What Is Wheelchair Rugby?

A Little History

With its origins in Canada in the 1970s, wheelchair rugby evolved from the legendary ‘Murderball’ game created by a small group of disabled sportsmen who used to meet regularly to throw a ball around in a gym.

Two teams of four do battle to score ‘goals’ by carrying the ball across the opposing team’s goal line. Thrills and spills are assured as the participants throw their specially-designed sports wheelchairs ferociously into the action.

Wheelchair Rugby players compete in manual wheelchairs specifically designed for the sport. Players must meet minimum disability criteria and be classifiable under the sport classification rules. Wheelchair Rugby is a Paralympic sport, with twenty-six countries competing in international competition and more than ten others developing national programs.
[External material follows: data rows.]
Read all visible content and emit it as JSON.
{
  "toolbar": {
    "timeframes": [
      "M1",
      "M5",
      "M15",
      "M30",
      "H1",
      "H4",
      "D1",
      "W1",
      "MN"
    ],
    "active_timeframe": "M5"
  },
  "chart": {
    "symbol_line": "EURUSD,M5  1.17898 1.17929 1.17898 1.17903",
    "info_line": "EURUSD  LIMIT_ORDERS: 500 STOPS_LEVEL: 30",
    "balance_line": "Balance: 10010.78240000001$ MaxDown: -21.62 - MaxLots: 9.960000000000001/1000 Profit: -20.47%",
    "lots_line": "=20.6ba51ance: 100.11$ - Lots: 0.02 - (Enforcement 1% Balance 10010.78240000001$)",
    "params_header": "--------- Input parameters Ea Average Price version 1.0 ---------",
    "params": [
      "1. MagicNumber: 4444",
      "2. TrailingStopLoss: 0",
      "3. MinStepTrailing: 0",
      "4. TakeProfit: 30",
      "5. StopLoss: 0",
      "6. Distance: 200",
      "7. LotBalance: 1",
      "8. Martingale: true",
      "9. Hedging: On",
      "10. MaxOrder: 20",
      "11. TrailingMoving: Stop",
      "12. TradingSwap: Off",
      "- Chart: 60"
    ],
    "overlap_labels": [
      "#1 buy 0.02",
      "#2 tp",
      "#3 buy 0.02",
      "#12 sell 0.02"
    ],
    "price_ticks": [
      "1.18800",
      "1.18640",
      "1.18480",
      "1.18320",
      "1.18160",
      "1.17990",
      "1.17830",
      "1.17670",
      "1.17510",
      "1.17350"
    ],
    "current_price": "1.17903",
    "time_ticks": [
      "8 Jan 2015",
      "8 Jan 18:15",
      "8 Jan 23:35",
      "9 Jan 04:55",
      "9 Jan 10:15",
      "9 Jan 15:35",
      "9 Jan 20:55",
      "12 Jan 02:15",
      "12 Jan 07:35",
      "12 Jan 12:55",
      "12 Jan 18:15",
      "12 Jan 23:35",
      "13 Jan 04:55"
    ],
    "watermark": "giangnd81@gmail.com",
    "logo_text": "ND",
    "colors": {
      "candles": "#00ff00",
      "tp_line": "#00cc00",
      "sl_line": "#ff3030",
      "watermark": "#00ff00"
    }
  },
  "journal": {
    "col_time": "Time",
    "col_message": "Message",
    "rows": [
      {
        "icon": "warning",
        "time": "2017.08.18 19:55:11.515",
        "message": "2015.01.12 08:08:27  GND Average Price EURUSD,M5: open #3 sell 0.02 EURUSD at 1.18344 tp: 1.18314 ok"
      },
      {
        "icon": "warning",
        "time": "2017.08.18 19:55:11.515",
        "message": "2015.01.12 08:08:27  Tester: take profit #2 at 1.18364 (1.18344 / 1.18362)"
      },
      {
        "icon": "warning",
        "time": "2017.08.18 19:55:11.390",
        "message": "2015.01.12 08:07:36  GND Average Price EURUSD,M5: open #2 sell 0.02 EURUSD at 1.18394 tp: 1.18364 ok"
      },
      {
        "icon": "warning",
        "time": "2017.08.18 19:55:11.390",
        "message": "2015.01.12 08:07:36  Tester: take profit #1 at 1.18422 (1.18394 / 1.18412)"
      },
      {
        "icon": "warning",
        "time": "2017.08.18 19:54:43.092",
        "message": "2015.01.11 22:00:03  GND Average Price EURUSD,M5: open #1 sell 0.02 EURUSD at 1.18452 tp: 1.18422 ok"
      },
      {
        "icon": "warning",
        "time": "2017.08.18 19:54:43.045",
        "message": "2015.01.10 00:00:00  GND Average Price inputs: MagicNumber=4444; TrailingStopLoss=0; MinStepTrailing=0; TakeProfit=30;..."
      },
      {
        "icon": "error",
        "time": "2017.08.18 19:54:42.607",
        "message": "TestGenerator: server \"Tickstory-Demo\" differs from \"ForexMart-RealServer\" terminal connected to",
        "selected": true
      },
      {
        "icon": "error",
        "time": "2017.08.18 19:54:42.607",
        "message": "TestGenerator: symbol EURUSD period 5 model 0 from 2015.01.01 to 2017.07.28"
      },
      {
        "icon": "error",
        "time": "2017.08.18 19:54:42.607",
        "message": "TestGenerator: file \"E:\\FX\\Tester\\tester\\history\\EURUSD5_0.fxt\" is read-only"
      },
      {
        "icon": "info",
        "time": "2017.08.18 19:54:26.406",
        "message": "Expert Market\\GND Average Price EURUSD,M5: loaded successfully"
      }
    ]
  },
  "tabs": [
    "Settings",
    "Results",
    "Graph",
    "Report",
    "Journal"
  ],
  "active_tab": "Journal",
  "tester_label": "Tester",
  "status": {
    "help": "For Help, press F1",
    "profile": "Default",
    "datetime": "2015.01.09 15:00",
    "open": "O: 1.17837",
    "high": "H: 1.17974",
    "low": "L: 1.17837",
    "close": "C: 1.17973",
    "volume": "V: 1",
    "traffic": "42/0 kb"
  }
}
The sport first appeared outside of Canada in 1979, at a demonstration at Southwest State University in Minnesota. The first Canadian National Championship was held that same year. The first team in the United States was formed in 1981, and the first international tournament, bringing together teams from the United States and Canada, was held in 1982. Throughout the 1980’s, other local and national tournaments took place in various countries. The first international tournament with a team from outside North America was held in 1989 in Toronto, Canada. With teams from Canada, Great Britain and the United States, this was a breakthrough for developing international competition and cooperation. In 1990, Wheelchair Rugby appeared at the World Wheelchair Games as an exhibition event, which helped fuel the sports rapid growth and popularity internationally.

In 1993 with 15 countries actively participating, the wheelchair rugby was recognized as an official sport for athletes with a disability, and the International Wheelchair Rugby Federation (IWRF) was established as a sport section of the International Stoke Mandeville Wheelchair Sports Federation. That same year seven countries participated at the Stoke Mandeville International World Wheelchair Games.
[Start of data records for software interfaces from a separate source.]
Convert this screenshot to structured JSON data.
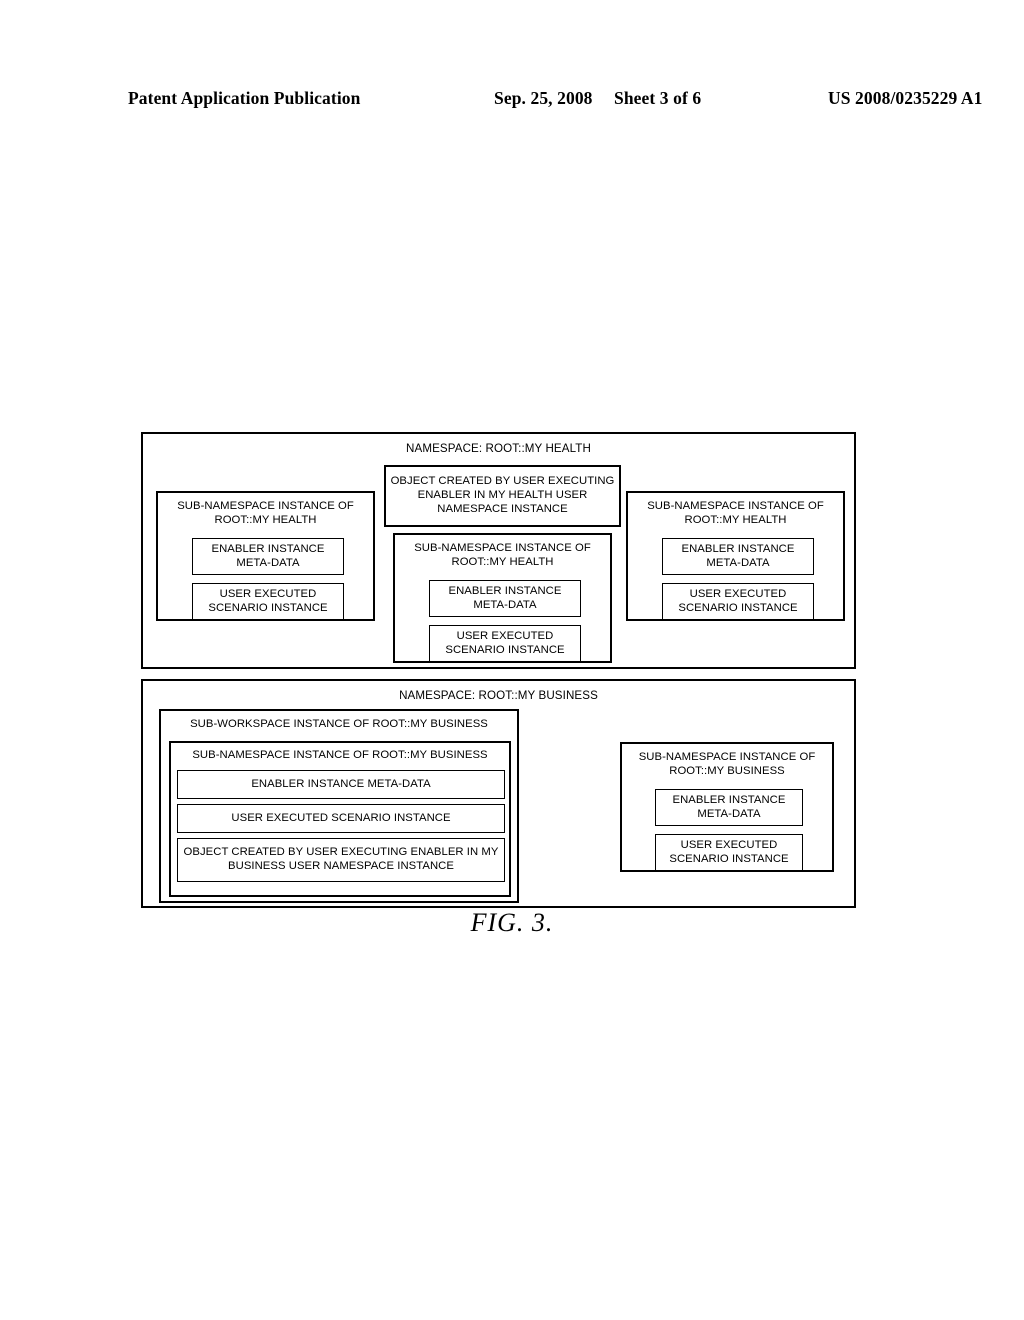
{
  "header": {
    "publication": "Patent Application Publication",
    "date": "Sep. 25, 2008",
    "sheet": "Sheet 3 of 6",
    "patent_number": "US 2008/0235229 A1"
  },
  "figure": {
    "caption": "FIG. 3.",
    "panels": [
      {
        "id": "health",
        "title": "NAMESPACE: ROOT::MY HEALTH",
        "left_column": {
          "title": "SUB-NAMESPACE INSTANCE OF ROOT::MY HEALTH",
          "children": [
            "ENABLER INSTANCE META-DATA",
            "USER EXECUTED SCENARIO INSTANCE"
          ]
        },
        "center_column": {
          "object_box": "OBJECT CREATED BY USER EXECUTING ENABLER IN MY HEALTH USER NAMESPACE INSTANCE",
          "sub_namespace": {
            "title": "SUB-NAMESPACE INSTANCE OF ROOT::MY HEALTH",
            "children": [
              "ENABLER INSTANCE META-DATA",
              "USER EXECUTED SCENARIO INSTANCE"
            ]
          }
        },
        "right_column": {
          "title": "SUB-NAMESPACE INSTANCE OF ROOT::MY HEALTH",
          "children": [
            "ENABLER INSTANCE META-DATA",
            "USER EXECUTED SCENARIO INSTANCE"
          ]
        }
      },
      {
        "id": "business",
        "title": "NAMESPACE: ROOT::MY BUSINESS",
        "left_column": {
          "workspace_title": "SUB-WORKSPACE INSTANCE OF ROOT::MY BUSINESS",
          "sub_namespace": {
            "title": "SUB-NAMESPACE INSTANCE OF ROOT::MY BUSINESS",
            "children": [
              "ENABLER INSTANCE META-DATA",
              "USER EXECUTED SCENARIO INSTANCE",
              "OBJECT CREATED BY USER EXECUTING ENABLER IN MY BUSINESS USER NAMESPACE INSTANCE"
            ]
          }
        },
        "right_column": {
          "title": "SUB-NAMESPACE INSTANCE OF ROOT::MY BUSINESS",
          "children": [
            "ENABLER INSTANCE META-DATA",
            "USER EXECUTED SCENARIO INSTANCE"
          ]
        }
      }
    ]
  }
}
In 1994, Wheelchair Rugby was officially recognized by the International Paralympic Committee (IPC) as a Paralympic sport. The first Wheelchair Rugby World Championships were held the following year in Nottwil, Switzerland with eight teams competing. In 1996 Wheelchair Rugby was included as a demonstration sport in the Atlanta Paralympic Games with 6 countries competing. In 1998, Toronto, Canada hosted the second IWRF Wheelchair Rugby World Championship, and 12 countries attended.

Wheelchair Rugby was recognized as a full medal sport for the first time at the 2000 Paralympic Games in Sydney, Australia. It has since been featured at the Paralympic Games in Athens in 2004, Beijing in 2008, and in London 2012. World Championships and the Paralympics are held every 4 years.

Currently, there are more than forty countries that actively participate in the sport of wheelchair rugby, or who are developing programs within their nation. The IWRF includes three zones: The Americas, with six active countries; Europe, with fourteen active countries; and Asia-Oceania, with six active countries.

The potential of the sport was underlined at the London 2012 Paralympic Games. Capacity crowds watched in awe of both the sport and its athletes.

For more information regarding Wheelchair Rugby please visit

www.iwrf.com or www.gbwr.org.uk

Prince Harry Wheelchair RugbyPrince Harry at the 2014 Invictus Games - photo: OP Photographic